"This is a land of opportunity," he said. "For more than 20 years or so, or 30 years, our machines have not been renewed. Our lands have not been used. Our opportunities have not been grabbed ... and because of the depreciation of our local currency, I think labor and raw material are very cheap in this country."

Of course foreign companies generally can't invest unless a nuclear deal relieves the economic sanctions. But Behkish can envision such a deal. His idea of the United States is more rounded than the one on display at the embassy, because he's lived in the U.S.

He attended Indiana University in the 1970s and graduated shortly before Iran's revolution.

The education made all the difference to Behkish, who was raised far from Iran's capital in the city of Mashhad.

"I grew up in a very poor family," he said, "and a very populated family. We were nine children and I was the eldest."

Several of his brothers became leftist political activists, but once Behkish reached Indiana, he "learned the modern situation of the capitalist world, the free market world."

He insists that world is not so foreign to Iran's rich tradition as a trading nation, astride the ancient Silk Road that ran from China to Europe.

In the decades since the 1979 revolution, Behkish has watched the market economy slowed by war, turmoil, the Islamist government and Western economic sanctions.

"I have been crying within myself sometimes, to see such huge opportunities, the benefits of which should go to the people," he said.

What if there is no final deal?

"Personally I would say that it can't be that there would be no deal because otherwise the situation cannot be understandable," he said. "I think that's so bad, so bad that I would reject it. Even I would not give a 1 percent choice for that. The other alternative would be war, so there should be a deal, sooner or later. I hope so."

Behkish thinks Iranians are optimistic that there will be a final deal — so much so that the optimism has helped Iran pull out of its devastating recession. And for Behkish it is not too early to dream.

He told us that Iran could be a major manufacturing center, a transit way to Central Asia, and a far greater producer of petrochemicals. And he is already looking forward to the moment when it could all begin — which would also be the moment that he could return to the United States for the first time since the '70s.

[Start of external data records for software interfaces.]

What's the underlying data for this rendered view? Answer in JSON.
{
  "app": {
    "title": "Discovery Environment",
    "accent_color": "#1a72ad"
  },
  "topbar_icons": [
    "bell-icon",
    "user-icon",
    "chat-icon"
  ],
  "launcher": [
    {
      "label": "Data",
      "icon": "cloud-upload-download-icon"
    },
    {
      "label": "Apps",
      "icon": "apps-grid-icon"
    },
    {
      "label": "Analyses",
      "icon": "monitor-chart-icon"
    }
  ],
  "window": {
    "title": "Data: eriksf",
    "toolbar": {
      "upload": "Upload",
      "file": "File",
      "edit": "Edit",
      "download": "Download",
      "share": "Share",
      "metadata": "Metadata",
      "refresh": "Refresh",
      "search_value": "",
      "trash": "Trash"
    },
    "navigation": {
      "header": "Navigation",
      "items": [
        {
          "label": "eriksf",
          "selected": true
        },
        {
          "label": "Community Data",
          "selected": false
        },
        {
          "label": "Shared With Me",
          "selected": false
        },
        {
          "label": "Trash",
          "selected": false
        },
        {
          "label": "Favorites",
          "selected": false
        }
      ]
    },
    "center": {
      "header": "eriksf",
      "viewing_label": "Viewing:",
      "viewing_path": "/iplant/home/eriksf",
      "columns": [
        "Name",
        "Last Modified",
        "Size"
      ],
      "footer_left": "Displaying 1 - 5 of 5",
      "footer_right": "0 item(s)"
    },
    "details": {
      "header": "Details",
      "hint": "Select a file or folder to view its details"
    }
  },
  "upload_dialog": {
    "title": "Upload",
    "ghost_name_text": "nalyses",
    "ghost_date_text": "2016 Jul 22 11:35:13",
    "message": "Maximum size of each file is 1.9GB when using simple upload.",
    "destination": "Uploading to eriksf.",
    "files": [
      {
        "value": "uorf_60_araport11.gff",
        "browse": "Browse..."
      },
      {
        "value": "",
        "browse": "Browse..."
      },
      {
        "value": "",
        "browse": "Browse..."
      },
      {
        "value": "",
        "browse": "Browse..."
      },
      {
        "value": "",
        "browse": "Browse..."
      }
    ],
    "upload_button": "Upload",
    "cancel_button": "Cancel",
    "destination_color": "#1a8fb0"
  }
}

"When this [nuclear] deal is done, I will be in Washington in four or five months," he said. "We've got to set up a U.S.-Iran chamber of commerce."